== WORK TASK ==
The full set of entries is to be printed exactly, with pictures excluded.

Stored items:
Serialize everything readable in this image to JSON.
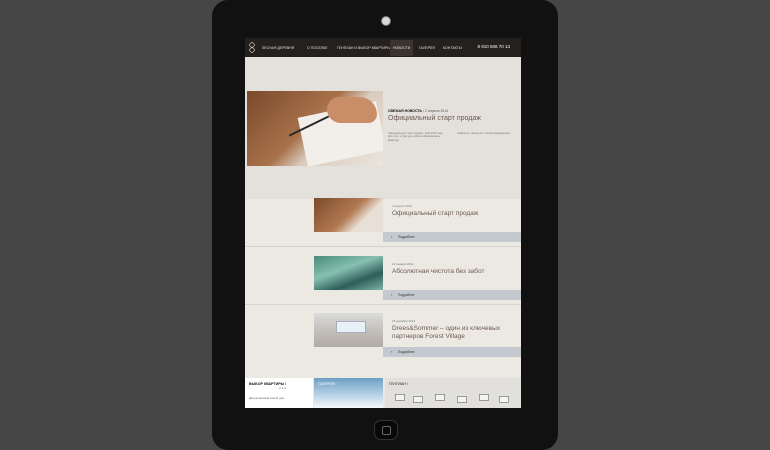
{
  "nav": {
    "brand": "ЛЕСНАЯ ДЕРЕВНЯ",
    "items": [
      "О ПОСЕЛКЕ",
      "ГЕНПЛАН И ВЫБОР КВАРТИРЫ",
      "НОВОСТИ",
      "ГАЛЕРЕЯ",
      "КОНТАКТЫ"
    ],
    "phone": "8 910 506 70 13"
  },
  "featured": {
    "label": "СВЕЖАЯ НОВОСТЬ",
    "date": "/ 2 апреля 2014",
    "title": "Официальный старт продаж",
    "text_left": "Официальный старт продаж – май 2014 года. Для того, чтобы уже сейчас забронировать квартиру,",
    "text_right": "позвоните, связаться с нашим менеджером."
  },
  "news": [
    {
      "date": "4 апреля 2014",
      "title": "Официальный старт продаж",
      "more": "Подробнее"
    },
    {
      "date": "22 января 2014",
      "title": "Абсолютная чистота без забот",
      "more": "Подробнее"
    },
    {
      "date": "15 декабря 2013",
      "title": "Drees&Sommer – один из ключевых партнеров Forest Village",
      "more": "Подробнее"
    }
  ],
  "bottom": {
    "choose": "ВЫБОР КВАРТИРЫ /",
    "choose_sub": "Двухуровневый жилой дом",
    "gallery": "ГАЛЕРЕЯ /",
    "genplan": "ГЕНПЛАН /"
  },
  "icons": {
    "more": "arrow-icon"
  }
}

== RESPONSE FOR THIS EXERCISE ==
Serialize everything readable in this image to JSON.
{
  "nav": {
    "brand": "ЛЕСНАЯ ДЕРЕВНЯ",
    "items": [
      "О ПОСЕЛКЕ",
      "ГЕНПЛАН И ВЫБОР КВАРТИРЫ",
      "НОВОСТИ",
      "ГАЛЕРЕЯ",
      "КОНТАКТЫ"
    ],
    "phone": "8 910 506 70 13"
  },
  "featured": {
    "label": "СВЕЖАЯ НОВОСТЬ",
    "date": "/ 2 апреля 2014",
    "title": "Официальный старт продаж",
    "text_left": "Официальный старт продаж – май 2014 года. Для того, чтобы уже сейчас забронировать квартиру,",
    "text_right": "позвоните, связаться с нашим менеджером."
  },
  "news": [
    {
      "date": "4 апреля 2014",
      "title": "Официальный старт продаж",
      "more": "Подробнее"
    },
    {
      "date": "22 января 2014",
      "title": "Абсолютная чистота без забот",
      "more": "Подробнее"
    },
    {
      "date": "15 декабря 2013",
      "title": "Drees&Sommer – один из ключевых партнеров Forest Village",
      "more": "Подробнее"
    }
  ],
  "bottom": {
    "choose": "ВЫБОР КВАРТИРЫ /",
    "choose_sub": "Двухуровневый жилой дом",
    "gallery": "ГАЛЕРЕЯ /",
    "genplan": "ГЕНПЛАН /"
  },
  "icons": {
    "more": "arrow-icon"
  }
}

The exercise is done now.